A year-long study has concluded that hydraulic fracturing (fracking) in an urban oilfield in the Los Angeles area will not harm the environment.

In a 206-page report released Wednesday, environmental consulting firm Cardno Entrix concluded that fracking in the 1,200-acre Inglewood Oil Field would not harm surrounding residential areas, including Baldwin Hills, Culver City and Inglewood, CA.

Houston-based Plains Exploration and Production Co. (PXP), which owns and operates the oilfield, paid for the study as part of a settlement agreement with Culver City and several civic and environmental groups (see Shale Daily, June 26). The results of the study were also reviewed by two undisclosed environmental consulting firms, as required by Los Angeles County.

“There were eight contributing studies addressing such things as vibrations at the surface, microseismic activity at depth, noise, ground movement measurements, subsidence, groundwater quality, methane in both soil and groundwater,” Cardno Entrix technical director Dan Tormey told the Los Angeles Times. “Each was a study that contributed to the [overall] hydraulic fracturing study.”

The oilfield was mostly dormant until 2003 when PXP, through 3-D seismic drilling, found shale oil potential. County authorities halted exploration and production activities several times in response to complaints from the surrounding community. Civic and environmental groups then filed a lawsuit against PXP in 2008, alleging that the company hadn’t done enough to ensure environmental protections to the area.

Residents have reportedly complained about subsidence. Although Cardno Entrix said fracking was not responsible for the seismic activity, the oilfield area is near a major fault — Newport-Inglewood — which is capable of a 7.4 magnitude earthquake.

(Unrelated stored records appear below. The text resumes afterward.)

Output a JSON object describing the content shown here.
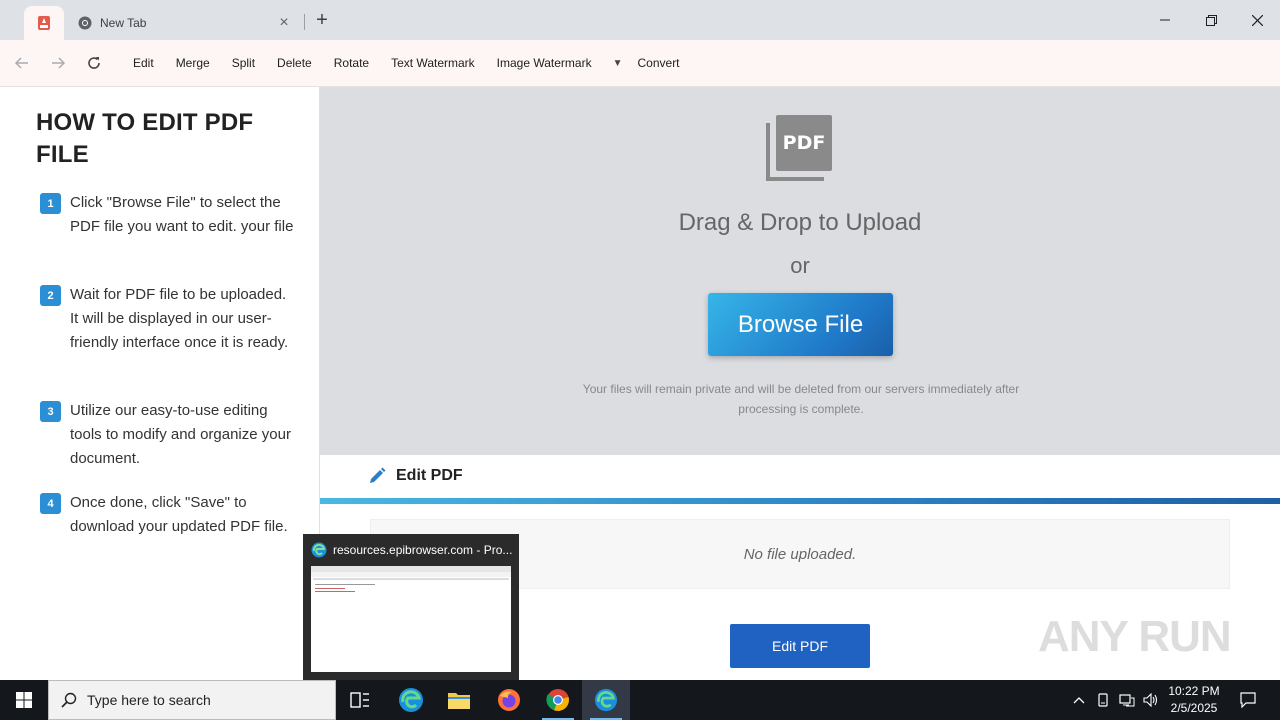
{
  "browser": {
    "active_tab_icon": "pdf-app-icon",
    "tabs": [
      {
        "title": "New Tab",
        "icon": "chrome-icon"
      }
    ],
    "new_tab_symbol": "+",
    "window_controls": {
      "minimize": "—",
      "maximize": "❐",
      "close": "✕"
    }
  },
  "toolbar": {
    "nav": {
      "back": "←",
      "forward": "→",
      "reload": "↻"
    },
    "items": [
      "Edit",
      "Merge",
      "Split",
      "Delete",
      "Rotate",
      "Text Watermark",
      "Image Watermark"
    ],
    "dropdown_caret": "▼",
    "convert_label": "Convert"
  },
  "guide": {
    "title": "HOW TO EDIT PDF FILE",
    "steps": [
      {
        "num": "1",
        "text": "Click \"Browse File\" to select the PDF file you want to edit. your file"
      },
      {
        "num": "2",
        "text": "Wait for PDF file to be uploaded. It will be displayed in our user-friendly interface once it is ready."
      },
      {
        "num": "3",
        "text": "Utilize our easy-to-use editing tools to modify and organize your document."
      },
      {
        "num": "4",
        "text": "Once done, click \"Save\" to download your updated PDF file."
      }
    ]
  },
  "upload": {
    "icon_label": "PDF",
    "drag_text": "Drag & Drop to Upload",
    "or_text": "or",
    "browse_label": "Browse File",
    "privacy_text": "Your files will remain private and will be deleted from our servers immediately after processing is complete."
  },
  "editor": {
    "header_label": "Edit PDF",
    "empty_text": "No file uploaded.",
    "button_label": "Edit PDF"
  },
  "thumbnail": {
    "title": "resources.epibrowser.com - Pro..."
  },
  "watermark": "ANY RUN",
  "taskbar": {
    "search_placeholder": "Type here to search",
    "time": "10:22 PM",
    "date": "2/5/2025"
  }
}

Gary Gless, a resident of the area and spokesman for Citizens Coalition for a Safe Community, told the Times that he was not surprised by the study’s findings. “We have to look at who the peer reviewers are and have other experts critique [the findings],” he said.

PXP has proposed drilling 50 new wells annually in the oilfield, which sits halfway between Hollywood to the north and Los Angeles International Airport to the south. The area is surrounded by high-priced residential areas in adjoining hills.

Nearly a century ago Southern California was found to have one of the largest fossil fuel basins in the world, and four years ago when global oil prices hit $150/bbl the region became a target for new activity. The state’s Monterey Shale is undergoing a resurgence in activity (see Shale Daily, July 5). Occidental Petroleum Corp. is the largest oil producer in the state, and the most active in the Monterey (see Shale Daily, April 27). However, the prospect and reality of more drilling has stirred concerns among communities that surround still-producing fields in southeast and west Los Angeles County, Long Beach and the Ventura area northwest of Los Angeles.